List every line in this data where the string "state" occurs.
-------- Supplied material --------
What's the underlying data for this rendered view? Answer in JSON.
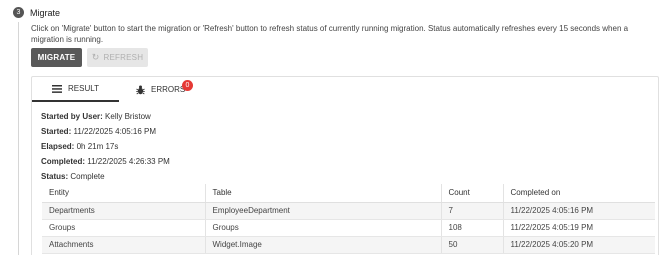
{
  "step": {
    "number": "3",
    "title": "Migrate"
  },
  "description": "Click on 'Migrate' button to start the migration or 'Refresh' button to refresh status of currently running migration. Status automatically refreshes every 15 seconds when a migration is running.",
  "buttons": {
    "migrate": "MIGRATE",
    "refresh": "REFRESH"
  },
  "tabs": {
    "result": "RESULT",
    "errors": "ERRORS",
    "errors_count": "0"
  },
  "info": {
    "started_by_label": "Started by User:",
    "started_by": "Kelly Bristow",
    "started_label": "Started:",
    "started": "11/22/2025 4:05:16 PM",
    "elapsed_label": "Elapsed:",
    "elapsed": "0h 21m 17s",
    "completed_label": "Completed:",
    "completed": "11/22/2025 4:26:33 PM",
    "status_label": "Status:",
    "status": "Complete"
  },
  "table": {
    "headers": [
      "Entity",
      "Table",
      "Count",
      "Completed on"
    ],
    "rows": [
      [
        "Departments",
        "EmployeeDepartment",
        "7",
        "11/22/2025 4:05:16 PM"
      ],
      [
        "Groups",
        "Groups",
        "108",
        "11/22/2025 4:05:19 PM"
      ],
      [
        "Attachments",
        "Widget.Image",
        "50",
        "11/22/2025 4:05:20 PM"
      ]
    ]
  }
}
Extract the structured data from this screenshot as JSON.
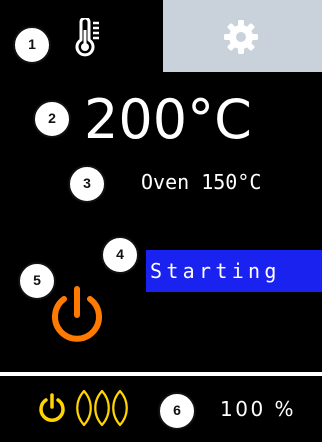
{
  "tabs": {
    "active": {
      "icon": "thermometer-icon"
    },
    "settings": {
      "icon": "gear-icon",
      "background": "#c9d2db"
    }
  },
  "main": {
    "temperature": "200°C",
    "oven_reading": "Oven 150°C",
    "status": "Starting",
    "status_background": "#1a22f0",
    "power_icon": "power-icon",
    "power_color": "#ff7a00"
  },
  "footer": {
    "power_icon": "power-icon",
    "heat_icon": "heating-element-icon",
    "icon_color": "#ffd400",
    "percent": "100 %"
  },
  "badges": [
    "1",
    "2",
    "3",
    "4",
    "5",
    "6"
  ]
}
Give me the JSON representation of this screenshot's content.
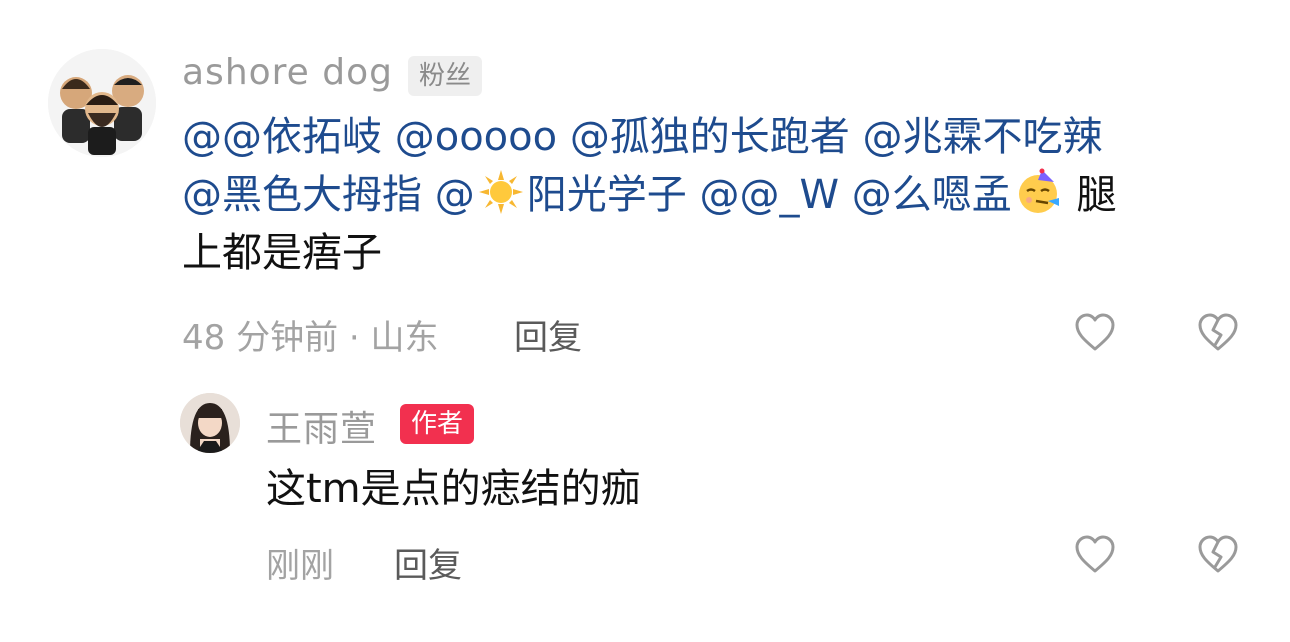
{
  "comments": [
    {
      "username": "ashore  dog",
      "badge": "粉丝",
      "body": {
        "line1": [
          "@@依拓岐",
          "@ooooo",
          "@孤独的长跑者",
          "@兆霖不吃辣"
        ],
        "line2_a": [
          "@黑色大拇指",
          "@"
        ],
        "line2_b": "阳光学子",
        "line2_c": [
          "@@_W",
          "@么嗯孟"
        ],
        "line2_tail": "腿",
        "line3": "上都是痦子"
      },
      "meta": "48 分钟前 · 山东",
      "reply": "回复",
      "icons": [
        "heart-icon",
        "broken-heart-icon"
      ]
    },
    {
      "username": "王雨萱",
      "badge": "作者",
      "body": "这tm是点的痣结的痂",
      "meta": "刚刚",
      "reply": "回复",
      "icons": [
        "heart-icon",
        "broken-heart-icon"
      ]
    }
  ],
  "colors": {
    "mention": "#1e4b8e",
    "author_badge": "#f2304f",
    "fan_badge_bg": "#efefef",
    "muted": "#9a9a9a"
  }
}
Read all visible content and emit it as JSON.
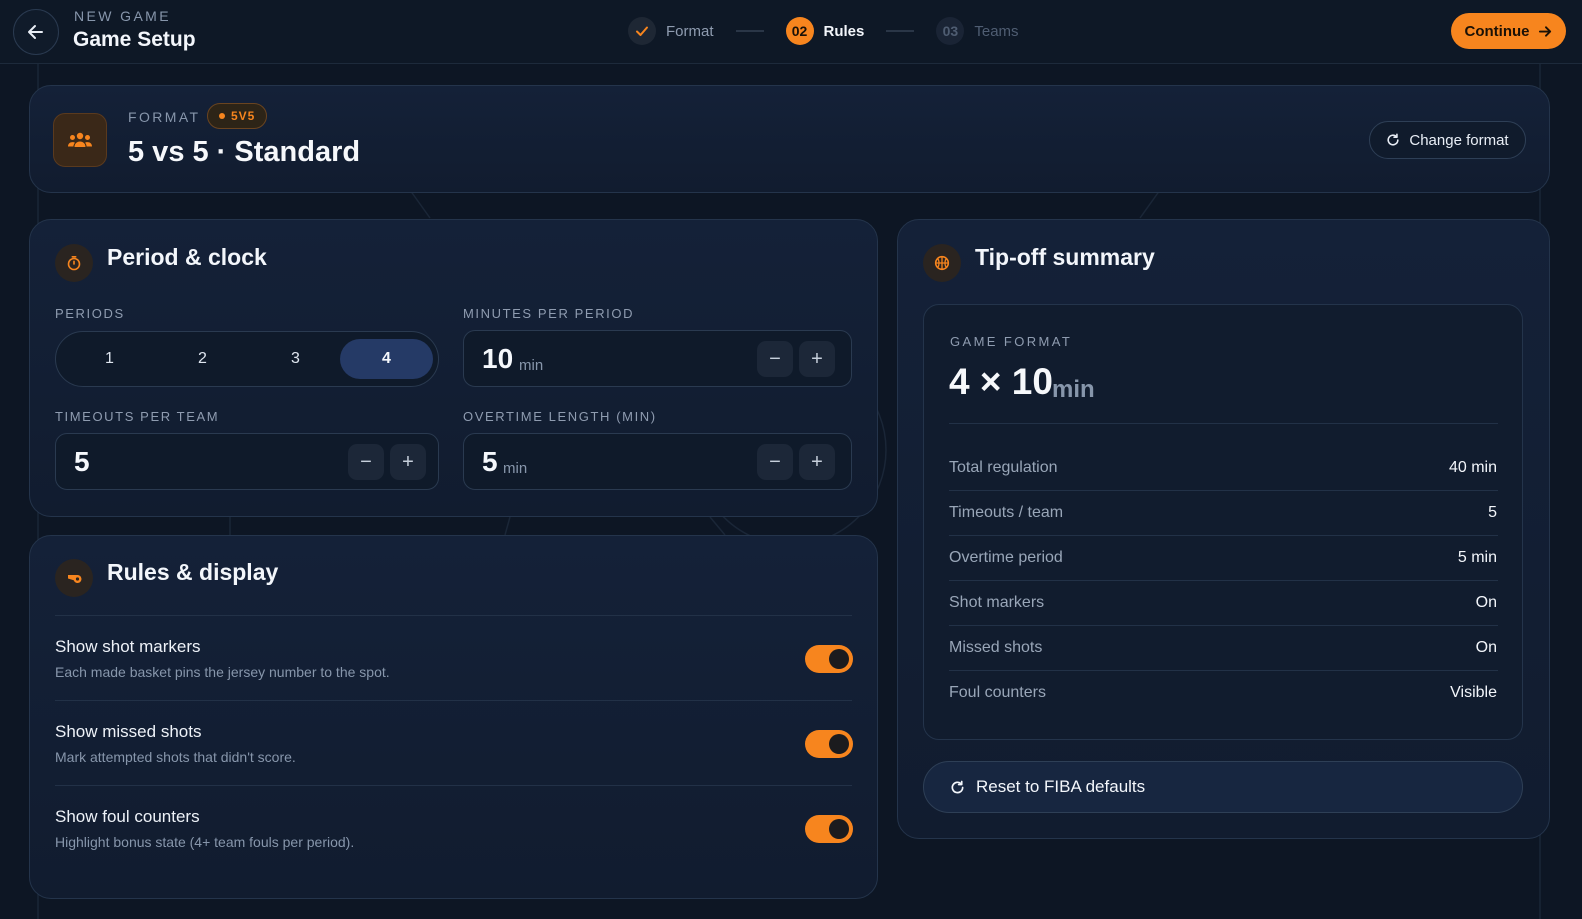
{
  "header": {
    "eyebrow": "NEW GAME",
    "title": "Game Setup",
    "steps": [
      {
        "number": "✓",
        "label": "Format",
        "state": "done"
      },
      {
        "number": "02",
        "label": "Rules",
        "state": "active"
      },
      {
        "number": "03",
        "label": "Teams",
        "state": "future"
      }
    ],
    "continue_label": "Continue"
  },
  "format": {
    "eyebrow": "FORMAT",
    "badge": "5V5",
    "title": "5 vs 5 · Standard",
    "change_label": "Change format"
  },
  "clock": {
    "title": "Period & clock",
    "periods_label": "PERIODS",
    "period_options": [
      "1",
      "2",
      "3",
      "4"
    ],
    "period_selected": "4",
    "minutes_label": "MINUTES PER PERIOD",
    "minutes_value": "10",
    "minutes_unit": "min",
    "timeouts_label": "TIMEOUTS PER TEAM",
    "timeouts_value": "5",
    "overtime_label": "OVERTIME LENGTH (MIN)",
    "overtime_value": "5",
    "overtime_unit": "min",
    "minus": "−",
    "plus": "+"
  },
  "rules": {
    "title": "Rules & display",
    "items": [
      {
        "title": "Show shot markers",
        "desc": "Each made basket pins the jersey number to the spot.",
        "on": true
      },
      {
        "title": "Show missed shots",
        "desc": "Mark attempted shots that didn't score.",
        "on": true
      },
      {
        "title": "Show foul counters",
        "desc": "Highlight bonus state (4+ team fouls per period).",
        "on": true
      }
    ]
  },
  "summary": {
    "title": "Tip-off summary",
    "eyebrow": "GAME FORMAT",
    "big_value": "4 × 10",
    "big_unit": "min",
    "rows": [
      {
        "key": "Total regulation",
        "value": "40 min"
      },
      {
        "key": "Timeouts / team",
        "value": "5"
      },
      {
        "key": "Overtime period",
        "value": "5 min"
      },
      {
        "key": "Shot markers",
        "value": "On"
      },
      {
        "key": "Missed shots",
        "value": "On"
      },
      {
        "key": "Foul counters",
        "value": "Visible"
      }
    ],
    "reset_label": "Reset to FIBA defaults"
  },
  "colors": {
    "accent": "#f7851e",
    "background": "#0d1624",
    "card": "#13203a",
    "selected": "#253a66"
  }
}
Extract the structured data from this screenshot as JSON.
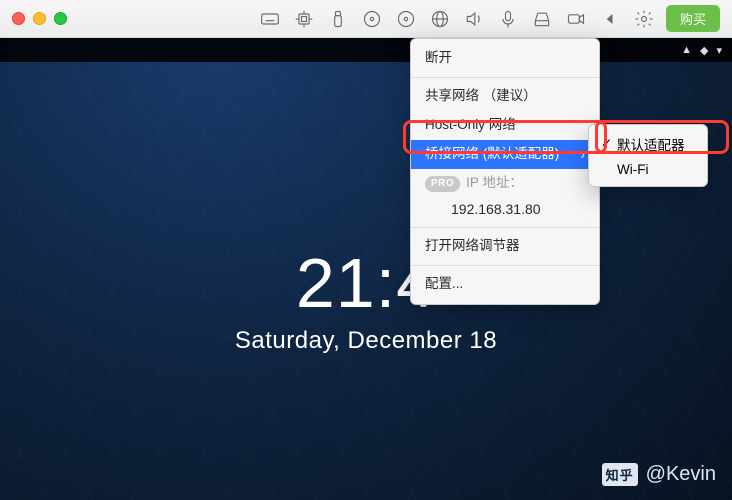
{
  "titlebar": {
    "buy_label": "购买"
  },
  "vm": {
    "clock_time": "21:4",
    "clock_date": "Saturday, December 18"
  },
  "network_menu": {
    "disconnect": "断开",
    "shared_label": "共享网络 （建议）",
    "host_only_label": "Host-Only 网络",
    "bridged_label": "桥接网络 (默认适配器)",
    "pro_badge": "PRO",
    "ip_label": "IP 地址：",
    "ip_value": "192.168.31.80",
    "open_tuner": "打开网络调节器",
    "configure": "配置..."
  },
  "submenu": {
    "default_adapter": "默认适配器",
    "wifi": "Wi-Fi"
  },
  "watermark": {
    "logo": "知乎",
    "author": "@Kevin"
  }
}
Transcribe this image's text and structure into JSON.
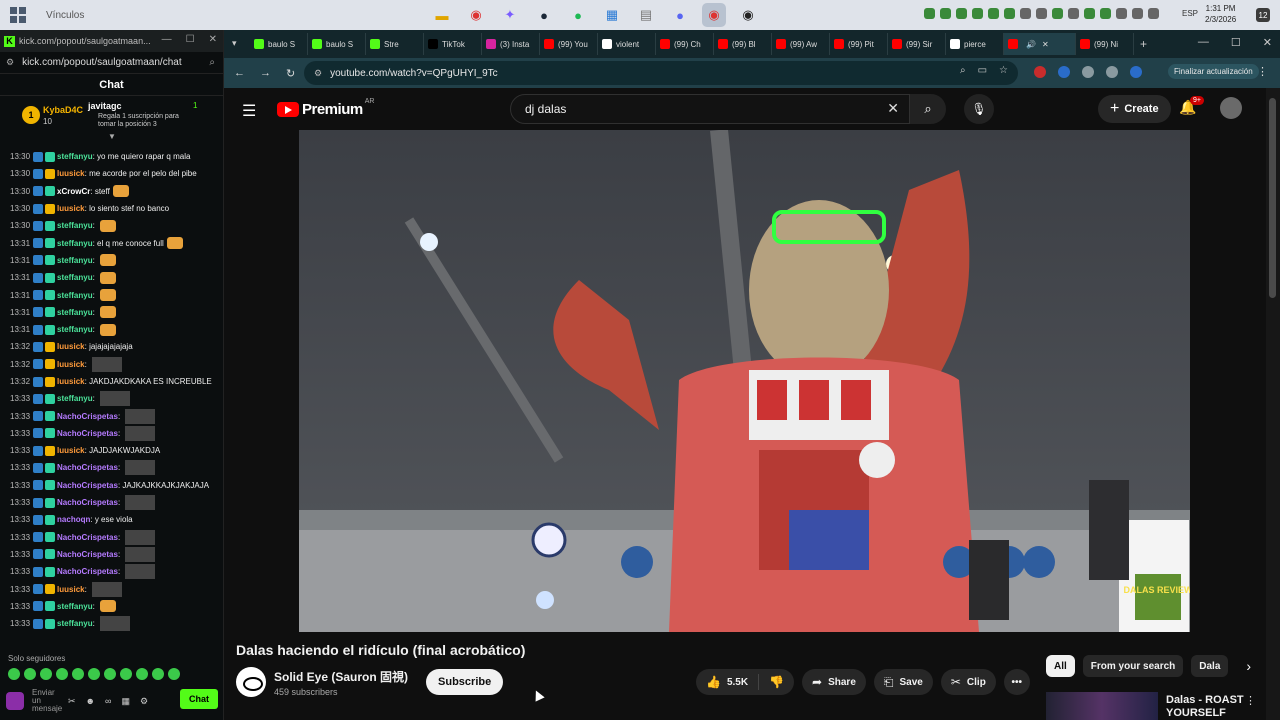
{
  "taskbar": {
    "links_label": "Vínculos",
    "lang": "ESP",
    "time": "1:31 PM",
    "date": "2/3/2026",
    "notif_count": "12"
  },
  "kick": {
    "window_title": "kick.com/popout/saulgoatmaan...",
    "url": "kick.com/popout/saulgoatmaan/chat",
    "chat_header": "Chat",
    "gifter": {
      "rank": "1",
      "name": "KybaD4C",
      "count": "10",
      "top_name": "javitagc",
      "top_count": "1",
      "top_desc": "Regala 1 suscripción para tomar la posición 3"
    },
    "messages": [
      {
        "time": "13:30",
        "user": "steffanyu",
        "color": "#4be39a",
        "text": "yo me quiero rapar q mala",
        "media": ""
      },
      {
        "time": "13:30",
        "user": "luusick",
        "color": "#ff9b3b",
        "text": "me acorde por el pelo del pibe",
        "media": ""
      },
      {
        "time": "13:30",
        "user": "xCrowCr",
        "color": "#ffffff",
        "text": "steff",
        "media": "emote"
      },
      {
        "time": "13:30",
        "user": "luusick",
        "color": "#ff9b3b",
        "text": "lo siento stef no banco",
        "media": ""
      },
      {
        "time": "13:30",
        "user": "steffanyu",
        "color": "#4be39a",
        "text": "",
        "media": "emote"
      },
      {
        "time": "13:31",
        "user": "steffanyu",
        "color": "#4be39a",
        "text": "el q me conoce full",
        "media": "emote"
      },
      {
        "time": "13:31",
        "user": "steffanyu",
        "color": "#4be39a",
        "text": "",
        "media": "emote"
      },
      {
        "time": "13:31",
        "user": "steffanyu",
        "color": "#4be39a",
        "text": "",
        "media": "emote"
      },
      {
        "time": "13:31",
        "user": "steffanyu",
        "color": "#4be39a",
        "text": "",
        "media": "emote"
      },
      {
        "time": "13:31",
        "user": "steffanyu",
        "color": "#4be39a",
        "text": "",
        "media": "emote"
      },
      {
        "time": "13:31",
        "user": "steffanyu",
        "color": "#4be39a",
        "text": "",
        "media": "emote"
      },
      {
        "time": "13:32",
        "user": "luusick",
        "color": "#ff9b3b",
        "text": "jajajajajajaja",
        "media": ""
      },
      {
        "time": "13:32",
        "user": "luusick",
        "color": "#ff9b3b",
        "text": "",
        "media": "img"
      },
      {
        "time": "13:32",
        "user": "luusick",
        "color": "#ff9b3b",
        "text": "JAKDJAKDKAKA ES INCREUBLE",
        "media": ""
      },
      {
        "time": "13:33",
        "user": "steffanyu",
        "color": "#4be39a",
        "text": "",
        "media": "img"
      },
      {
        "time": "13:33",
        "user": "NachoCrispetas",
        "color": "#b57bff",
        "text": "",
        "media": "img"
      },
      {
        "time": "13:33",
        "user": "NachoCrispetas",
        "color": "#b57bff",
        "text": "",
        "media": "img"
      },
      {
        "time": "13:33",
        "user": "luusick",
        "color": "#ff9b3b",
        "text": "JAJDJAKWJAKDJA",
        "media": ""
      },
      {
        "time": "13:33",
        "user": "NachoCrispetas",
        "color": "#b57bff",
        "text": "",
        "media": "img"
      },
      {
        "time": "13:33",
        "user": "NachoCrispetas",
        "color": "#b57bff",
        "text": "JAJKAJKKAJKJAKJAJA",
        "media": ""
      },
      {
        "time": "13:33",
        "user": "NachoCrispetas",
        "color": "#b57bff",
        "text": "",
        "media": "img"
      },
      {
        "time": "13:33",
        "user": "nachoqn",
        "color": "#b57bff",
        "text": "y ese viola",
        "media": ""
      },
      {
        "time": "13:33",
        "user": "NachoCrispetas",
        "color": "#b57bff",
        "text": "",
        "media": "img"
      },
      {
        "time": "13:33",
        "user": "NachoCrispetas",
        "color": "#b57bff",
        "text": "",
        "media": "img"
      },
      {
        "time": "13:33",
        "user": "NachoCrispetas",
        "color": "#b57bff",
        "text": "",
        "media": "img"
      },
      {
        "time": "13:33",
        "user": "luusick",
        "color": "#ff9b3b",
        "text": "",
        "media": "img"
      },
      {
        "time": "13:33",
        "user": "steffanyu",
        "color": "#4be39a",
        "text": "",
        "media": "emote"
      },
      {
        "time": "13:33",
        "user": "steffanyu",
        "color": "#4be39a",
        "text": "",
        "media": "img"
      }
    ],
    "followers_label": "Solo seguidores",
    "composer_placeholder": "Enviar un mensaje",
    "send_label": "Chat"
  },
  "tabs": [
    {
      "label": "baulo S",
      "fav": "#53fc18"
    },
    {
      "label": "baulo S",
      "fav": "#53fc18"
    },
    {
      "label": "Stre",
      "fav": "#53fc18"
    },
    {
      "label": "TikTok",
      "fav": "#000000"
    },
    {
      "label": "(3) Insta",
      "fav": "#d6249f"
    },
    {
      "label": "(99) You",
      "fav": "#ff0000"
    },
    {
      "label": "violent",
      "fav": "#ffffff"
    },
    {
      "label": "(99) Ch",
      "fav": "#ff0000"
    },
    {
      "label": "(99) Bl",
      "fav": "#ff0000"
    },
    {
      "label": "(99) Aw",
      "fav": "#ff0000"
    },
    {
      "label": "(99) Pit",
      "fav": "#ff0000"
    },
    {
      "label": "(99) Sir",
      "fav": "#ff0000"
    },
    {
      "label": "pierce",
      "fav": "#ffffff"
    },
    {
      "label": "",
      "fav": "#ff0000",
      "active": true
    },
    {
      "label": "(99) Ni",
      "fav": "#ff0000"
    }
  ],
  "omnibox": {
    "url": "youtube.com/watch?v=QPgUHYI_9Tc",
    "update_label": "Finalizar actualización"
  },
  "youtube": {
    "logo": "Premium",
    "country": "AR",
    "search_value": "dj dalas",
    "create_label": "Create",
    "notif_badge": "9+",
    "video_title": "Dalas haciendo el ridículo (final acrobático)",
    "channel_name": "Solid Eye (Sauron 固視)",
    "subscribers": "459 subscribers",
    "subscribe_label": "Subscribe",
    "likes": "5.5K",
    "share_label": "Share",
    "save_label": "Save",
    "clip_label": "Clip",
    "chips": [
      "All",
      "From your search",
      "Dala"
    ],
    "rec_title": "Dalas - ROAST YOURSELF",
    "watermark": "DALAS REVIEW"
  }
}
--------
Written solution
        "state": "done"
        "state": "active"
        "state": "future"
        "desc": "Highlight bonus state (4+ team fouls per period).",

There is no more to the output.